* **DATA FOR THIS TASK**:
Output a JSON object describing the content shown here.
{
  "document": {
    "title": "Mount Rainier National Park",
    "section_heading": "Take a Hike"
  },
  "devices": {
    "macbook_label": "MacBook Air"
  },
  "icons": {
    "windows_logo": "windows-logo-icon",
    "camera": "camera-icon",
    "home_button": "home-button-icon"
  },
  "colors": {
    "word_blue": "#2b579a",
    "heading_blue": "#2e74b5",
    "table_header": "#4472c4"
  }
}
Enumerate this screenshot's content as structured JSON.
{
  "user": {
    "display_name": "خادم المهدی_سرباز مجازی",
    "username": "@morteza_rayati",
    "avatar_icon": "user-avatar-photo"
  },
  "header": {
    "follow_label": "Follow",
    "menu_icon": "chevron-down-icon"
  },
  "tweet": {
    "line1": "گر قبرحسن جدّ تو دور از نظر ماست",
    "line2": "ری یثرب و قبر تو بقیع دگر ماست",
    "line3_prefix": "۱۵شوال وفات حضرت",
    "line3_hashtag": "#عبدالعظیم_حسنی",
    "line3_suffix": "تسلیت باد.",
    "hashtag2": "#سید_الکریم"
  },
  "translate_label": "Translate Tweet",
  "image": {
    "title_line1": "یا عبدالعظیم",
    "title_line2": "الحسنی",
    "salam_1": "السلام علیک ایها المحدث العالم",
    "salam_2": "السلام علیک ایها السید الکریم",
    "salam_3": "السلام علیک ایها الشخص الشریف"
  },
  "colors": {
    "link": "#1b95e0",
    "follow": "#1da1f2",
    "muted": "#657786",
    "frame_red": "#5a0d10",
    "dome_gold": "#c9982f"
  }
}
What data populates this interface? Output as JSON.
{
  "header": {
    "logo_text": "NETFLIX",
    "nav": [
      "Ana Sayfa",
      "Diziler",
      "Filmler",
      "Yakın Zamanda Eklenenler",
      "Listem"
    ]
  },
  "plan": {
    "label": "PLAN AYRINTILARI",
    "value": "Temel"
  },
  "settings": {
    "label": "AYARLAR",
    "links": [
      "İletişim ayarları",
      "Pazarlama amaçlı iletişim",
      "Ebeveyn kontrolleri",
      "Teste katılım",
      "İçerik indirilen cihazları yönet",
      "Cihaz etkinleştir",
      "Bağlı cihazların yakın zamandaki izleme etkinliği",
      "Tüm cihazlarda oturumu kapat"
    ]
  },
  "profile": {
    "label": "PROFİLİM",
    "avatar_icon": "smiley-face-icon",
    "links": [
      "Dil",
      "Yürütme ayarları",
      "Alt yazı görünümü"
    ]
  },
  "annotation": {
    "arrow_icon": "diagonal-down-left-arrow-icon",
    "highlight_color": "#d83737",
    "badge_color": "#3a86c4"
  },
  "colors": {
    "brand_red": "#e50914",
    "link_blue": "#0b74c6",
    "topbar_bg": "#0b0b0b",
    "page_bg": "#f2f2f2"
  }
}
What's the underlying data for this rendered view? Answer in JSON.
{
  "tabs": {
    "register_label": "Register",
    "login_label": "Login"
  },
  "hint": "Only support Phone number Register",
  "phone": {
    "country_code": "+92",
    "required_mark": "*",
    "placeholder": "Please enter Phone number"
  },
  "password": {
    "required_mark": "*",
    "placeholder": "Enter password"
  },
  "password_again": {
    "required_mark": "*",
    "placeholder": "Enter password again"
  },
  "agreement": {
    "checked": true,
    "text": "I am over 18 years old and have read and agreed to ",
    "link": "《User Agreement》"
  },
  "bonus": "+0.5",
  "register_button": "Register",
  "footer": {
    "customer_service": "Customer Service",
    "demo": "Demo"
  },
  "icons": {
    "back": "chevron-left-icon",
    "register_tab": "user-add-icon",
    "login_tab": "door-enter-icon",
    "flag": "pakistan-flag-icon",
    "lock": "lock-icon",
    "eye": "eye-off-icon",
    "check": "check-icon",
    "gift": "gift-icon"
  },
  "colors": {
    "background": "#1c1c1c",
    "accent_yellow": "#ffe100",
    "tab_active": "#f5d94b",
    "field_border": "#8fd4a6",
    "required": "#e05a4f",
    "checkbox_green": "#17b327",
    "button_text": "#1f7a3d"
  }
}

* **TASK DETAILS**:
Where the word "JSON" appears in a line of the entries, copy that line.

* **EXERCISE RESULT**:
Output a JSON object describing the content shown here.
Enumerate this screenshot's content as structured JSON.
What data populates this interface? Output as JSON.
What's the underlying data for this rendered view? Answer in JSON.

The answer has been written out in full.